Source material:
════════════════════
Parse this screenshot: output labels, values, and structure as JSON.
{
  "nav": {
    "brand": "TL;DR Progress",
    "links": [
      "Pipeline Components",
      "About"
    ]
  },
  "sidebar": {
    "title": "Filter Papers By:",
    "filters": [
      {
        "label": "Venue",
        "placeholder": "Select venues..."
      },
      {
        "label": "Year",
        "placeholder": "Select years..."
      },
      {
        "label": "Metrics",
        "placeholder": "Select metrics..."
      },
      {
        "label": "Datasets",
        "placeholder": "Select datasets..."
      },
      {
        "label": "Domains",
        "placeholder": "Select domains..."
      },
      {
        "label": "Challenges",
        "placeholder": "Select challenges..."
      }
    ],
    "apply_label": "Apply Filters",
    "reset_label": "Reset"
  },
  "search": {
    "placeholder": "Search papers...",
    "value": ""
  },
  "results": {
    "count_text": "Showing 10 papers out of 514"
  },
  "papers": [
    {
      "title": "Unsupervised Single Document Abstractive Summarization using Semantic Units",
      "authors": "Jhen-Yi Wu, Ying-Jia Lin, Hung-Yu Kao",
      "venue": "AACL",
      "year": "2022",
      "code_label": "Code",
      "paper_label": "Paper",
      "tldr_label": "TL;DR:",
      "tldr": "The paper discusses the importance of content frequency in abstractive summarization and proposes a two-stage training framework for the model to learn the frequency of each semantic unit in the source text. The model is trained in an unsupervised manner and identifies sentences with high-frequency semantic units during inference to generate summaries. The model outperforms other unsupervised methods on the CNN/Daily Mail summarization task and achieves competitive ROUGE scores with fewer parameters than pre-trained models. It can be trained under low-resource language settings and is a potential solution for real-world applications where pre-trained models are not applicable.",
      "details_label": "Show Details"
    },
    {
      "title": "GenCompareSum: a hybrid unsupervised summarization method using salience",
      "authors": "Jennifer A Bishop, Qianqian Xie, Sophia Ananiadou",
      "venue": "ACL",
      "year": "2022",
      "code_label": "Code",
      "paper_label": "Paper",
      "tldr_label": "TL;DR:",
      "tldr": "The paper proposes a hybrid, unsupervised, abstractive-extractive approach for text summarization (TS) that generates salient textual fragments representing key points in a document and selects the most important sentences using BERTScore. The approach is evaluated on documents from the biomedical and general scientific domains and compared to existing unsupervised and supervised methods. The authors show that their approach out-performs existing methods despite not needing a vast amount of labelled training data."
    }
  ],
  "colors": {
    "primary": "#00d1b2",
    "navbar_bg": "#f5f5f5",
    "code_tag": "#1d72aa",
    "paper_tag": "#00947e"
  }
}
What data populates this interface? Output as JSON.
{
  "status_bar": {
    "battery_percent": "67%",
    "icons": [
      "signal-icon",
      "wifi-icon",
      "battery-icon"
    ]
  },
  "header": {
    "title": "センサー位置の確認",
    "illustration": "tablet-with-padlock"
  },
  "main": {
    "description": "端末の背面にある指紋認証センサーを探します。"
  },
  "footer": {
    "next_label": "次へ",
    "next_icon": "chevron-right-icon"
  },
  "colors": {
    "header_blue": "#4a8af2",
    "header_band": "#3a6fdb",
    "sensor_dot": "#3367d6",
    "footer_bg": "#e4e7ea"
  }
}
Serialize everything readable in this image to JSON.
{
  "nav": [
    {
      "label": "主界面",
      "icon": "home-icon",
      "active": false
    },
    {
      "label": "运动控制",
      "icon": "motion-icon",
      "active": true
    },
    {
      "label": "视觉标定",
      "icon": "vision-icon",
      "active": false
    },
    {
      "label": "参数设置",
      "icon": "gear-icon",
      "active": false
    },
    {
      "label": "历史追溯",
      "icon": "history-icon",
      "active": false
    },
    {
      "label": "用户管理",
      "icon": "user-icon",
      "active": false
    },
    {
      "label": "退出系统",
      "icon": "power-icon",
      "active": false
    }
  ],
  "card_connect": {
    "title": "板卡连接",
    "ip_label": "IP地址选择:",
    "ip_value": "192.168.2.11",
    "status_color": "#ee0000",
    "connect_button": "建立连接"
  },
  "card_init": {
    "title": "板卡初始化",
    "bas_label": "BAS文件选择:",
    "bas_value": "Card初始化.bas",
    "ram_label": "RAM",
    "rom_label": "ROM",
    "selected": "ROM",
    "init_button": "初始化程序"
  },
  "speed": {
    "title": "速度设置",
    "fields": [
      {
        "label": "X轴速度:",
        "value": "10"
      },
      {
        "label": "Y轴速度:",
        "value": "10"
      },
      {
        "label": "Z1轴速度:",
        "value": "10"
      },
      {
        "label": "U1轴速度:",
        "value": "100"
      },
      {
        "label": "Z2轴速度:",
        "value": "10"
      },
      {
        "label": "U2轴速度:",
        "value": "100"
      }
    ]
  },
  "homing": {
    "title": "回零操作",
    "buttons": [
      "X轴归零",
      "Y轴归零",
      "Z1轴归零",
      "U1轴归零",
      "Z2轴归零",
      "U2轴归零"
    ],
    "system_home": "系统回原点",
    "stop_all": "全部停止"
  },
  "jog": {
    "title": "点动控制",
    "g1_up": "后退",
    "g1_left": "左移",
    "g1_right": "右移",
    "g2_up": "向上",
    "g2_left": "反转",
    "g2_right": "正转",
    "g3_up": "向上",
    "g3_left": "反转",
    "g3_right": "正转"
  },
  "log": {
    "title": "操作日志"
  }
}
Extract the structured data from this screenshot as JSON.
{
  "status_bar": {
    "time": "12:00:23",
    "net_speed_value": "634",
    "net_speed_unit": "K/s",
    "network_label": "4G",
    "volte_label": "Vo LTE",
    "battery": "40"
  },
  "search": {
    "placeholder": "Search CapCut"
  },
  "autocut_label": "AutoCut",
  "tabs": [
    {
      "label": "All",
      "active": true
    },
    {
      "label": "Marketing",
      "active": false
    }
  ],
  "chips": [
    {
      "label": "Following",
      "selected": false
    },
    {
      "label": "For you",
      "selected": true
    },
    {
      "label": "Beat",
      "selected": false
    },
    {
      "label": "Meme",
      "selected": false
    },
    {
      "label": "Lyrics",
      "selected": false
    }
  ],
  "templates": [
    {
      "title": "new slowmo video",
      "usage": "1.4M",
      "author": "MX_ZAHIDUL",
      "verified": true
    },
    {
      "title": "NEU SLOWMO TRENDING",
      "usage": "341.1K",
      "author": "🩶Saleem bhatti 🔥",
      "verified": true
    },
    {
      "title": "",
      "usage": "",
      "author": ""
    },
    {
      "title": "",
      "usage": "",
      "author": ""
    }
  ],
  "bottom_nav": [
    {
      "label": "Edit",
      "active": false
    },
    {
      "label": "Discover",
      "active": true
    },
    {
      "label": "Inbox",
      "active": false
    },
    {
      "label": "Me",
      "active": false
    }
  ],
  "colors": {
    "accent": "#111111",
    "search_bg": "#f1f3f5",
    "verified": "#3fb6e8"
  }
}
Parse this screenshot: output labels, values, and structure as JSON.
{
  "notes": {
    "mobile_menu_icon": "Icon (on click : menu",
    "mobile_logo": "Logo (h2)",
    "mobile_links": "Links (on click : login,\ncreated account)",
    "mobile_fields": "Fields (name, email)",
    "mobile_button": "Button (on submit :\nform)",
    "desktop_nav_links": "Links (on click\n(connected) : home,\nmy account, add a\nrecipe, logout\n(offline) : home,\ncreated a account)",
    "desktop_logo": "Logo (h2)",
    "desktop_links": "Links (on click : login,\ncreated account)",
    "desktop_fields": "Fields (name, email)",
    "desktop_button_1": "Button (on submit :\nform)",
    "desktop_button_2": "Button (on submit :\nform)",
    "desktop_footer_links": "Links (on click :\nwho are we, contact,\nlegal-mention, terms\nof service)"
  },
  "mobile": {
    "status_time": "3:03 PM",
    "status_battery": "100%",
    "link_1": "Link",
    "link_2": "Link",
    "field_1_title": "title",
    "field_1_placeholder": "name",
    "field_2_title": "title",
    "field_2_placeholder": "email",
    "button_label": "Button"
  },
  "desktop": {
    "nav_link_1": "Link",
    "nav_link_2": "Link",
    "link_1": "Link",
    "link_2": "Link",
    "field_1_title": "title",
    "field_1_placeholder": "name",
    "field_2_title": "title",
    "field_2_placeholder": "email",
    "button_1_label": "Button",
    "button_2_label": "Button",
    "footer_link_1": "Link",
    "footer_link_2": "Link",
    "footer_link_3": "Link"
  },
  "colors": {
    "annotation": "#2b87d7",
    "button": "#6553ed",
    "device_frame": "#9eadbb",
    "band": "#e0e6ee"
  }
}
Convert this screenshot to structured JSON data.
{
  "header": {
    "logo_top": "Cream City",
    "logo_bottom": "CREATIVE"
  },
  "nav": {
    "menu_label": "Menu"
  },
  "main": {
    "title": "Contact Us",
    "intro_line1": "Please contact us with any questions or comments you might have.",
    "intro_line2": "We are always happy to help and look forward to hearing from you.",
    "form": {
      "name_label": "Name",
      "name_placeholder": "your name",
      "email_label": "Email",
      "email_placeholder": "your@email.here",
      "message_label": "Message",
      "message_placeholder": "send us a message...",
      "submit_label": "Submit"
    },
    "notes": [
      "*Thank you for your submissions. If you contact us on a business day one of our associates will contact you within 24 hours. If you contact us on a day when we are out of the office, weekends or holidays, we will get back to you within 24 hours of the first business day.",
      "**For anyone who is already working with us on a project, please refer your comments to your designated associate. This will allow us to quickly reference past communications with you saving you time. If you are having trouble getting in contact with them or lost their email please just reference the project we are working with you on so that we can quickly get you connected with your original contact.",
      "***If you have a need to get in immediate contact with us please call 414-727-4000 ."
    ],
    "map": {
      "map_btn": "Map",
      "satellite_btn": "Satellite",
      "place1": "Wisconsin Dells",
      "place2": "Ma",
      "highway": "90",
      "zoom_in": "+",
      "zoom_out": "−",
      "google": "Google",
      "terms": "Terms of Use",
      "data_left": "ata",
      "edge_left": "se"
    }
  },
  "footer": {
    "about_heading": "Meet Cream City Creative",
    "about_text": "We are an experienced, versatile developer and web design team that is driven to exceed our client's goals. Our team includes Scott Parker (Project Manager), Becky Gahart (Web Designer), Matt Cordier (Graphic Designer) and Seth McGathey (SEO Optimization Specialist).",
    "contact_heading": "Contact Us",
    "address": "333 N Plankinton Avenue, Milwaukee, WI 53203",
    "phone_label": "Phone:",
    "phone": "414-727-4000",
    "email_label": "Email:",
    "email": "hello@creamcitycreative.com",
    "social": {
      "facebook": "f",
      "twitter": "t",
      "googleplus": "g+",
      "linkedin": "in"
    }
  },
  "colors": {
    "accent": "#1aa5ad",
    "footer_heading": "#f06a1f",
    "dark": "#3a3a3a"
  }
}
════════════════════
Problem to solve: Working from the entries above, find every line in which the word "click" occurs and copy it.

Written solution:
    "mobile_menu_icon": "Icon (on click : menu",
    "mobile_links": "Links (on click : login,\ncreated account)",
    "desktop_nav_links": "Links (on click\n(connected) : home,\nmy account, add a\nrecipe, logout\n(offline) : home,\ncreated a account)",
    "desktop_links": "Links (on click : login,\ncreated account)",
    "desktop_footer_links": "Links (on click :\nwho are we, contact,\nlegal-mention, terms\nof service)"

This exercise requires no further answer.